The awesome Norm at Norm 2.0 has a fun weekly feature where he invites fellow bloggers to share unique doors we happen to find on our travels.
I literally stumbled upon the door you see in the above photo. I hadn’t planned on walking in this particular area. However, I decided to go a little bit farther on my walk when I saw this incredibly interesting door.
At first I thought, gee, this is an interesting poster of books set against the door. However, after doing some research I discovered this building houses the “Monastery Hill Bindery” (I do believe the books are real)!
Ernst Hertzberg was a young child in Germany in the mid-1800’s when he used to play among the ruins of an old monastery. Interested in the book binding and scribing that used to take place at the monastery, Ernst pursued bookbinding as a career.
When he and his family immigrated to the United States in the late-1800’s, Ernst obtained a position with Ringer Book Bindery in Chicago. In 1902 the company moved to the location of the building in my photo.

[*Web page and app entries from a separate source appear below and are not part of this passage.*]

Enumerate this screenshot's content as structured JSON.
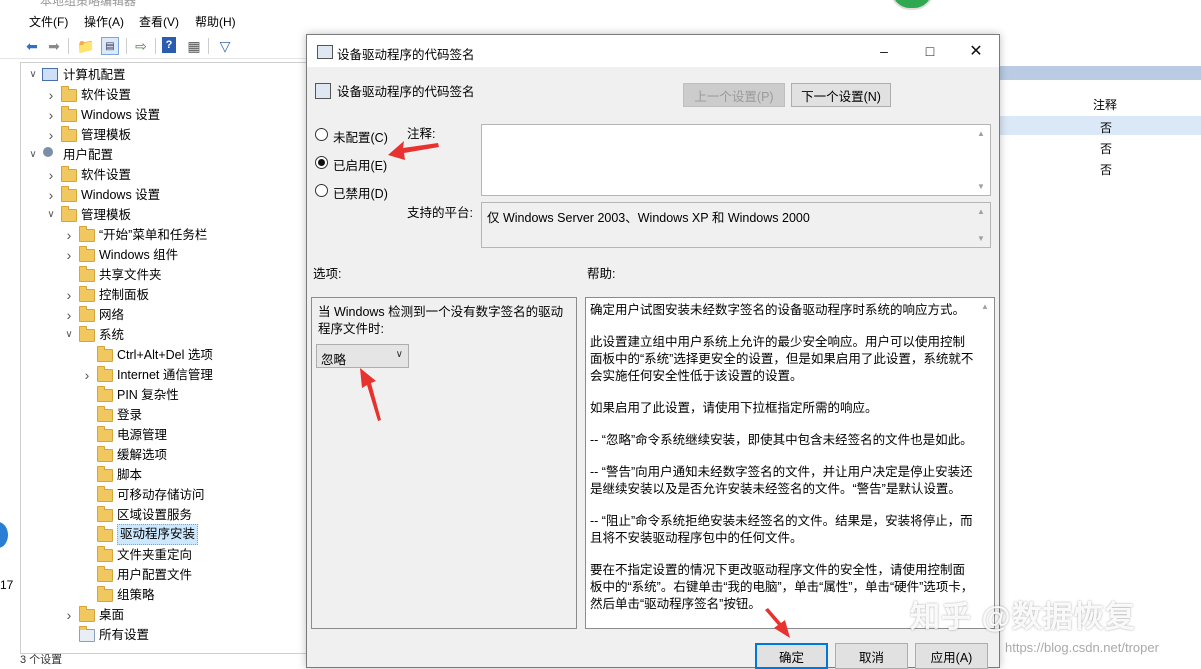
{
  "app": {
    "title": "本地组策略编辑器"
  },
  "menu": [
    "文件(F)",
    "操作(A)",
    "查看(V)",
    "帮助(H)"
  ],
  "toolbar_icons": [
    "back-icon",
    "forward-icon",
    "up-folder-icon",
    "show-hide-tree-icon",
    "export-icon",
    "help-icon",
    "properties-icon",
    "filter-icon"
  ],
  "tree": [
    {
      "label": "计算机配置",
      "level": 0,
      "expander": "open",
      "icon": "computer"
    },
    {
      "label": "软件设置",
      "level": 1,
      "expander": "closed",
      "icon": "folder"
    },
    {
      "label": "Windows 设置",
      "level": 1,
      "expander": "closed",
      "icon": "folder"
    },
    {
      "label": "管理模板",
      "level": 1,
      "expander": "closed",
      "icon": "folder"
    },
    {
      "label": "用户配置",
      "level": 0,
      "expander": "open",
      "icon": "user"
    },
    {
      "label": "软件设置",
      "level": 1,
      "expander": "closed",
      "icon": "folder"
    },
    {
      "label": "Windows 设置",
      "level": 1,
      "expander": "closed",
      "icon": "folder"
    },
    {
      "label": "管理模板",
      "level": 1,
      "expander": "open",
      "icon": "folder"
    },
    {
      "label": "“开始”菜单和任务栏",
      "level": 2,
      "expander": "closed",
      "icon": "folder"
    },
    {
      "label": "Windows 组件",
      "level": 2,
      "expander": "closed",
      "icon": "folder"
    },
    {
      "label": "共享文件夹",
      "level": 2,
      "expander": "none",
      "icon": "folder"
    },
    {
      "label": "控制面板",
      "level": 2,
      "expander": "closed",
      "icon": "folder"
    },
    {
      "label": "网络",
      "level": 2,
      "expander": "closed",
      "icon": "folder"
    },
    {
      "label": "系统",
      "level": 2,
      "expander": "open",
      "icon": "folder"
    },
    {
      "label": "Ctrl+Alt+Del 选项",
      "level": 3,
      "expander": "none",
      "icon": "folder"
    },
    {
      "label": "Internet 通信管理",
      "level": 3,
      "expander": "closed",
      "icon": "folder"
    },
    {
      "label": "PIN 复杂性",
      "level": 3,
      "expander": "none",
      "icon": "folder"
    },
    {
      "label": "登录",
      "level": 3,
      "expander": "none",
      "icon": "folder"
    },
    {
      "label": "电源管理",
      "level": 3,
      "expander": "none",
      "icon": "folder"
    },
    {
      "label": "缓解选项",
      "level": 3,
      "expander": "none",
      "icon": "folder"
    },
    {
      "label": "脚本",
      "level": 3,
      "expander": "none",
      "icon": "folder"
    },
    {
      "label": "可移动存储访问",
      "level": 3,
      "expander": "none",
      "icon": "folder"
    },
    {
      "label": "区域设置服务",
      "level": 3,
      "expander": "none",
      "icon": "folder"
    },
    {
      "label": "驱动程序安装",
      "level": 3,
      "expander": "none",
      "icon": "folder",
      "selected": true
    },
    {
      "label": "文件夹重定向",
      "level": 3,
      "expander": "none",
      "icon": "folder"
    },
    {
      "label": "用户配置文件",
      "level": 3,
      "expander": "none",
      "icon": "folder"
    },
    {
      "label": "组策略",
      "level": 3,
      "expander": "none",
      "icon": "folder"
    },
    {
      "label": "桌面",
      "level": 2,
      "expander": "closed",
      "icon": "folder"
    },
    {
      "label": "所有设置",
      "level": 2,
      "expander": "none",
      "icon": "all-settings"
    }
  ],
  "statusbar": "3 个设置",
  "left_edge_number": "17",
  "right_pane": {
    "column_header": "注释",
    "values": [
      "否",
      "否",
      "否"
    ]
  },
  "dialog": {
    "title": "设备驱动程序的代码签名",
    "header": "设备驱动程序的代码签名",
    "prev_button": "上一个设置(P)",
    "next_button": "下一个设置(N)",
    "radios": [
      {
        "label": "未配置(C)",
        "checked": false
      },
      {
        "label": "已启用(E)",
        "checked": true
      },
      {
        "label": "已禁用(D)",
        "checked": false
      }
    ],
    "comment_label": "注释:",
    "comment_value": "",
    "platform_label": "支持的平台:",
    "platform_value": "仅 Windows Server 2003、Windows XP 和 Windows 2000",
    "options_label": "选项:",
    "help_label": "帮助:",
    "options_text": "当 Windows 检测到一个没有数字签名的驱动程序文件时:",
    "dropdown_value": "忽略",
    "help_paragraphs": [
      "确定用户试图安装未经数字签名的设备驱动程序时系统的响应方式。",
      "此设置建立组中用户系统上允许的最少安全响应。用户可以使用控制面板中的“系统”选择更安全的设置，但是如果启用了此设置，系统就不会实施任何安全性低于该设置的设置。",
      "如果启用了此设置，请使用下拉框指定所需的响应。",
      "-- “忽略”命令系统继续安装，即使其中包含未经签名的文件也是如此。",
      "-- “警告”向用户通知未经数字签名的文件，并让用户决定是停止安装还是继续安装以及是否允许安装未经签名的文件。“警告”是默认设置。",
      "-- “阻止”命令系统拒绝安装未经签名的文件。结果是，安装将停止，而且将不安装驱动程序包中的任何文件。",
      "要在不指定设置的情况下更改驱动程序文件的安全性，请使用控制面板中的“系统”。右键单击“我的电脑”，单击“属性”，单击“硬件”选项卡，然后单击“驱动程序签名”按钮。"
    ],
    "ok_button": "确定",
    "cancel_button": "取消",
    "apply_button": "应用(A)"
  },
  "watermark": "知乎 @数据恢复",
  "watermark_url": "https://blog.csdn.net/troper",
  "colors": {
    "annotation_arrow": "#e8322f",
    "selection": "#cce8ff",
    "primary_border": "#0078d7",
    "folder": "#f1c860"
  }
}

Eventually Ernst was able to afford the business and named it the “Monastery Hill Bindery”, which was in recognition of the inspiration he gained from his early interest in monastery book binding.
Ernst was able to afford the purchase of the company in part because of an incredible book binding project he completed. After purchasing over 150 letters between Napoleon Bonaparte and his generals, friends, and dignitaries, Ernst bound them (including maps of Napoleon’s battle plans, and over 4,000 copper and steel engravings of significant events, people, and places in Napoleon’s life) into a magnificent set of books. Today this collection is worth approximately $300,000.
Fast-forward to present day; the company no longer binds books but manufactures luxury items for high-end hotels and restaurants. I am so grateful to have found this door because it enabled me to read about the fascinating history behind the door (literally and figuratively). Oh, I must tell you that I read that a lot of the old bookbinding machines are still used today for creating products (guest services lists, restaurant menus).
Be sure to keep noticing doors; you never know what you might find, and in my case, finding a door that lead to bookbinding!